    • brokenyogi says:

      Yes, who could imagine the low life, incompetent, lying idiot conman losing a national election by six million votes that he only lost by three million votes the first time?

      Even harder to imagine a massive Democratic mail fraud operation that only marked votes for Biden, but failed to mark votes for all the other Democrats on the ticket. Those guys are the real incompetents!

  9. X says:

    Interestingly enough, had Colorado not become a US state in 1876, Tilden would have won the electoral vote by a two-vote margin–184 to 182 for Hayes!

  10. Woof says:

    Even in the likely event that massive voter fraud is proven, your elections are still more democratic than our elections up here in Canada. Our dumb ass Prime Minister got close to a majority in Parliament with about a third of the vote.

  11. Rich Rostrom says:

    This does not quite match the account I read in David Kahn’s The Codebreakers.

    IIRC, there were a few hundred telegrams. They had been subpoenaed by a Congressional committee, which made nothing of them, and were shoved in a closet.
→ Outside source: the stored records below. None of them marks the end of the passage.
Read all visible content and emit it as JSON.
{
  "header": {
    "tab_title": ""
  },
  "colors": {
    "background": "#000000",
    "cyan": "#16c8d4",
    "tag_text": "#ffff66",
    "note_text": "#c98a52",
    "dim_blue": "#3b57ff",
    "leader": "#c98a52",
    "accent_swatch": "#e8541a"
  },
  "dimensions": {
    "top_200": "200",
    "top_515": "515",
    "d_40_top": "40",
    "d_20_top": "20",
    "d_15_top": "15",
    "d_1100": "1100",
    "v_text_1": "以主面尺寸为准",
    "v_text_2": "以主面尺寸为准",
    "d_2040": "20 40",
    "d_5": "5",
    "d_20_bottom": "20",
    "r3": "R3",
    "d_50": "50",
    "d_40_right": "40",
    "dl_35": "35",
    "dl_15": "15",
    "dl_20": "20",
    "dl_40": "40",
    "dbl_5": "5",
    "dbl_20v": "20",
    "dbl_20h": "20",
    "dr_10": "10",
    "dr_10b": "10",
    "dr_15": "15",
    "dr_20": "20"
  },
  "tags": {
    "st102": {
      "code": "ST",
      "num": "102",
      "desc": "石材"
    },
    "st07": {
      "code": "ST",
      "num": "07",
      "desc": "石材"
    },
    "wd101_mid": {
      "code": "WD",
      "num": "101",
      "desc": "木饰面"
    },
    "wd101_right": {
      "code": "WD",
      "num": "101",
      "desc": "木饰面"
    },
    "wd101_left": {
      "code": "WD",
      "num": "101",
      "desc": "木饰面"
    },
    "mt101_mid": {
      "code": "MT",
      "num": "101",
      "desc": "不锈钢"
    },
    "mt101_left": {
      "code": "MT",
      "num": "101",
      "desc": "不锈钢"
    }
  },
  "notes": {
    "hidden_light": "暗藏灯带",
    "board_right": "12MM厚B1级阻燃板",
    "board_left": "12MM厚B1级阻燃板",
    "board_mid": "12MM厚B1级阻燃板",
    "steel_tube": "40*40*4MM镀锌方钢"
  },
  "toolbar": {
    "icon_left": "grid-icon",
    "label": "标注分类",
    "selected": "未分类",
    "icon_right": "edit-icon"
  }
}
Someone got them to Reid, who published them and invited his readers to decipher them.

    The telegrams revealed that the Democrats had tried to bribe the election boards in Florida and South Carolina. The commissioners were Republicans, but open to altering the returns for the right price. However, they wanted more than the Democrats offered. The bargaining and fundraising ran on too long, and “the clock ran out”. That is, the date arrived when each state must certify its result (the names of the electors and who they voted for) for transmission to Congress.

    So the initial returns stood, and Hayes won the electoral vote.

    There was also a proposal to bribe an elector in Oregon,but that failed due to “logistical” difficulties, i.e. how to get money to Oregon.

    The historic constitutional crisis of 1876-77 was pretty ugly. What might have happened.if the Democrats did buy Florida or South Carolina? And the bribery was revealed after Tilden took office?

Leave a Reply

Fill in your details below or click an icon to log in:

WordPress.com Logo

You are commenting using your WordPress.com account. Log Out /  Change )

Google photo

You are commenting using your Google account. Log Out /  Change )

Twitter picture

You are commenting using your Twitter account. Log Out /  Change )

Facebook photo

You are commenting using your Facebook account. Log Out /  Change )

Connecting to %s